Autobiography of Edward Teller, Hungarian physicist who, among other things, worked on the Manhattan project. I met him in 1983 at a conference; unfortunately, Jim Davis was there too (don't ask why.) The illustrious Bellingham Herald did a write-up of the event. Guess who got mentioned -- world famous physicist or sappy cartoonist?

Anyway, as autobiographies go, this is very well written and is much more interesting than you might imagine.

Good ol' Chuck (of "Fight Club" fame.) Don't read this if you're squeamish about anything.

On September 8, 1976, Nanda Devi (the girl) died on Nanda Devi (the mountain.) This is an account of the events. I generally get annoyed when people use the word "tragic" but it's actually appropriate in this case. Heroic figures with tragic flaws meet unfortunate ends.


You never know when you're going to need to do a little Palm programming...

A whole bunch of random DHTML, JavaScript, web books (links and references later):


I got this book at the airport to read on the way down to Santa Clara.  I didn't start it until the flight back up and finished it that night.  Krakauer was on Mt. Everest in 1996 during a storm that killed nine climbers and this is his story of the event.

A wonderful fiction about young Einstein (the patent clerk, not the Australian beer maker) and his dreams on the nature of time.  Highly recommended.

An excellent description of evolution and the theories of random mutation coupled with natural selection.  Nothing new (obviously) but well told and well supported.

A compilation of essays, speeches, letters and other writings of Albert Einstein.   Most of the pieces are taken from The World As I See It, Out Of My Later Years, and Mein Weltbild.  Very interesting if you're at all curious about Einstein as a person.

For those of us who memorized Class Clown way back when, here's George again -- ranting as usual.  He's the funniest person I know right after Eric Cartman.

This is John Krakauer's attempt to reassemble the final few years in the life of a boy who ditched everything, wandered the county and ended up dying in Alaska.  He makes a few big leaps based on very little information, but the book is engrossing nonetheless.
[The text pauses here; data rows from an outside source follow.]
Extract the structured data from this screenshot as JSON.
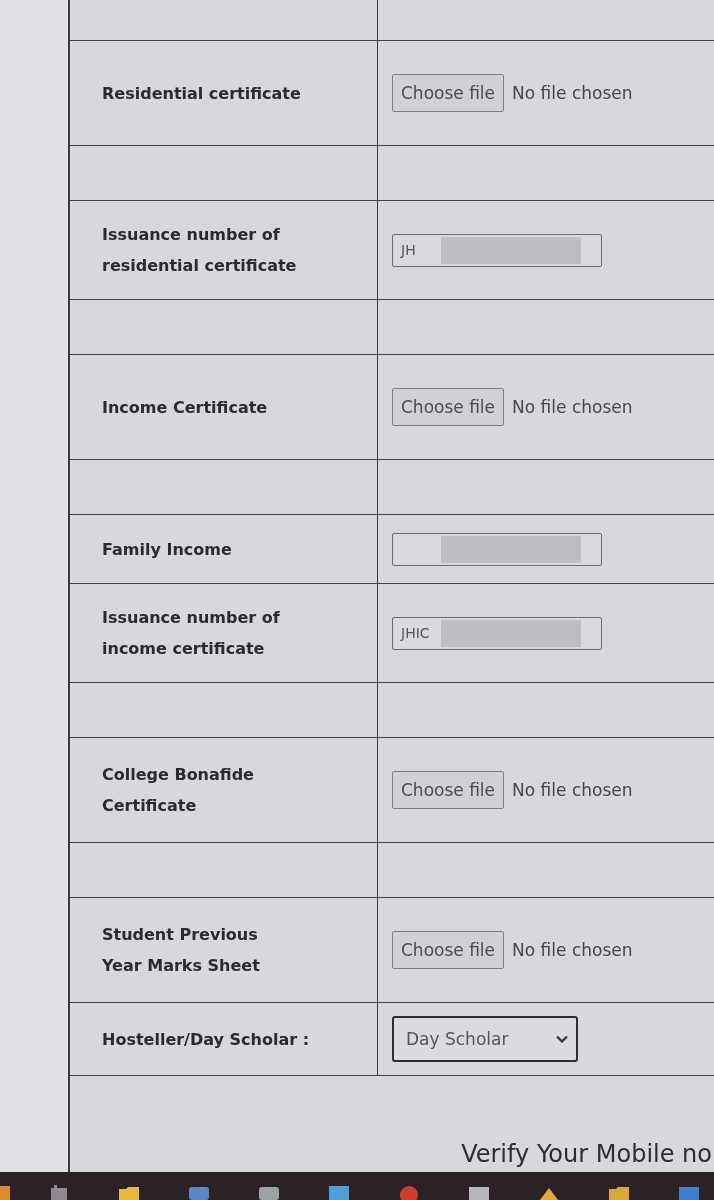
{
  "form": {
    "rows": [
      {
        "kind": "spacer"
      },
      {
        "kind": "file",
        "label": "Residential certificate",
        "button": "Choose file",
        "status": "No file chosen"
      },
      {
        "kind": "spacer"
      },
      {
        "kind": "text",
        "label": "Issuance number of\nresidential certificate",
        "value": "JH",
        "redacted": true
      },
      {
        "kind": "spacer"
      },
      {
        "kind": "file",
        "label": "Income Certificate",
        "button": "Choose file",
        "status": "No file chosen"
      },
      {
        "kind": "spacer"
      },
      {
        "kind": "text",
        "label": "Family Income",
        "redacted": true
      },
      {
        "kind": "text",
        "label": "Issuance number of\nincome certificate",
        "value": "JHIC",
        "redacted": true
      },
      {
        "kind": "spacer"
      },
      {
        "kind": "file",
        "label": "College Bonafide\nCertificate",
        "button": "Choose file",
        "status": "No file chosen"
      },
      {
        "kind": "spacer"
      },
      {
        "kind": "file",
        "label": "Student Previous\nYear Marks Sheet",
        "button": "Choose file",
        "status": "No file chosen"
      },
      {
        "kind": "select",
        "label": "Hosteller/Day Scholar :",
        "value": "Day Scholar"
      }
    ]
  },
  "footer": {
    "heading": "Verify Your Mobile no"
  }
}
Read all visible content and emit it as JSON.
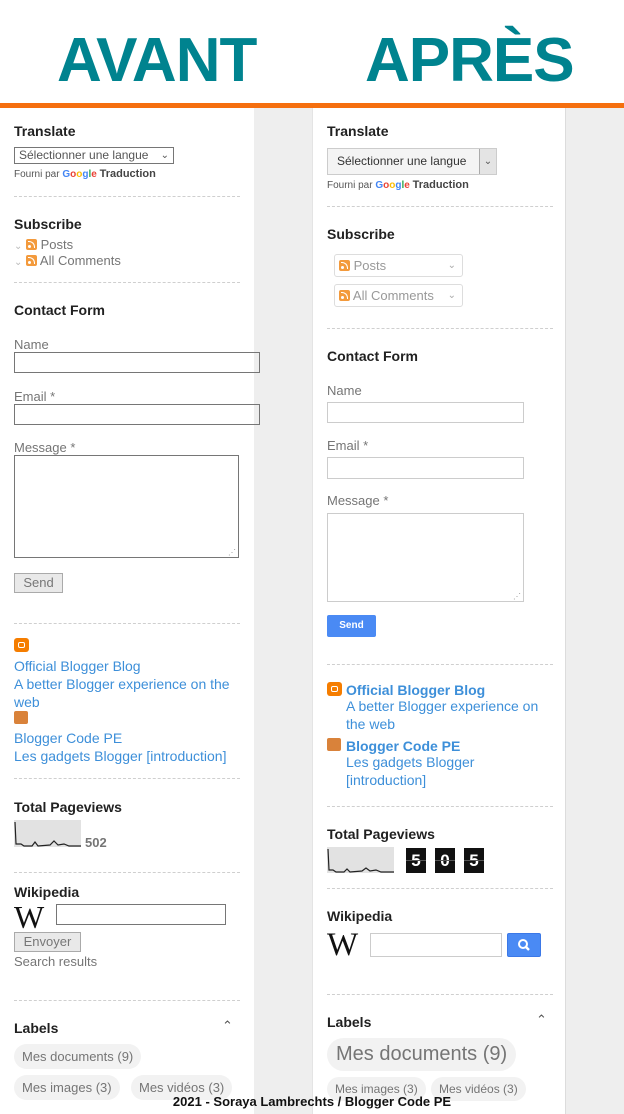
{
  "header": {
    "before": "AVANT",
    "after": "APRÈS"
  },
  "colors": {
    "title_teal": "#00838f",
    "accent_orange": "#f56f0f",
    "link_blue": "#3d8fd9",
    "send_blue": "#4a8af4"
  },
  "translate": {
    "title": "Translate",
    "select_value": "Sélectionner une langue",
    "powered_prefix": "Fourni par",
    "google": [
      "G",
      "o",
      "o",
      "g",
      "l",
      "e"
    ],
    "powered_suffix": "Traduction"
  },
  "subscribe": {
    "title": "Subscribe",
    "items": [
      {
        "label": "Posts",
        "icon": "rss-icon"
      },
      {
        "label": "All Comments",
        "icon": "rss-icon"
      }
    ]
  },
  "contact": {
    "title": "Contact Form",
    "name_label": "Name",
    "email_label": "Email *",
    "message_label": "Message *",
    "send_label": "Send"
  },
  "bloglist": {
    "items": [
      {
        "blog": "Official Blogger Blog",
        "post_before": "A better Blogger experience on the web",
        "after_line1": "A better Blogger experience on",
        "after_line2": "the web",
        "icon": "blogger-icon"
      },
      {
        "blog": "Blogger Code PE",
        "post_before": "Les gadgets Blogger [introduction]",
        "after_line1": "Les gadgets Blogger",
        "after_line2": "[introduction]",
        "icon": "blogger-code-pe-icon"
      }
    ]
  },
  "pageviews": {
    "title": "Total Pageviews",
    "before_count": "502",
    "after_digits": [
      "5",
      "0",
      "5"
    ]
  },
  "wikipedia": {
    "title": "Wikipedia",
    "logo": "W",
    "submit_label": "Envoyer",
    "results_label": "Search results"
  },
  "labels": {
    "title": "Labels",
    "items": [
      "Mes documents (9)",
      "Mes images (3)",
      "Mes vidéos (3)"
    ]
  },
  "footer": "2021 - Soraya Lambrechts / Blogger Code PE"
}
Cryptography

Applied Cryptography, Protocols, Algorithms, and Source Code in C.  Everybody interested in coding cryptographic applications needs this.  Keep in mind the name though and don't go looking for anything other than very sketchy treatment of any crypto-theory.  Well organized and clearly written, it's a great reference and a reasonably entertaining read (as far as programming books go...)  You can also order directly from Counterpane Systems but you have to send them paper mail.

Privacy on the Line, The Politics of Wiretapping and Encryption.  I just started reading this one, but it looks good so far.  I'll let you know.

My current favorite book on the history of cryptography and cryptanalysis.  I had very little historical context for the field of cryptanalysis before I read this book (something everyone needs, of course.)  Aside from being an interesting history, the book is dotted with descriptions of the classic code breaking techniques including many very easy to follow examples.

The classic and very entertaining history of the NSA.  A must read.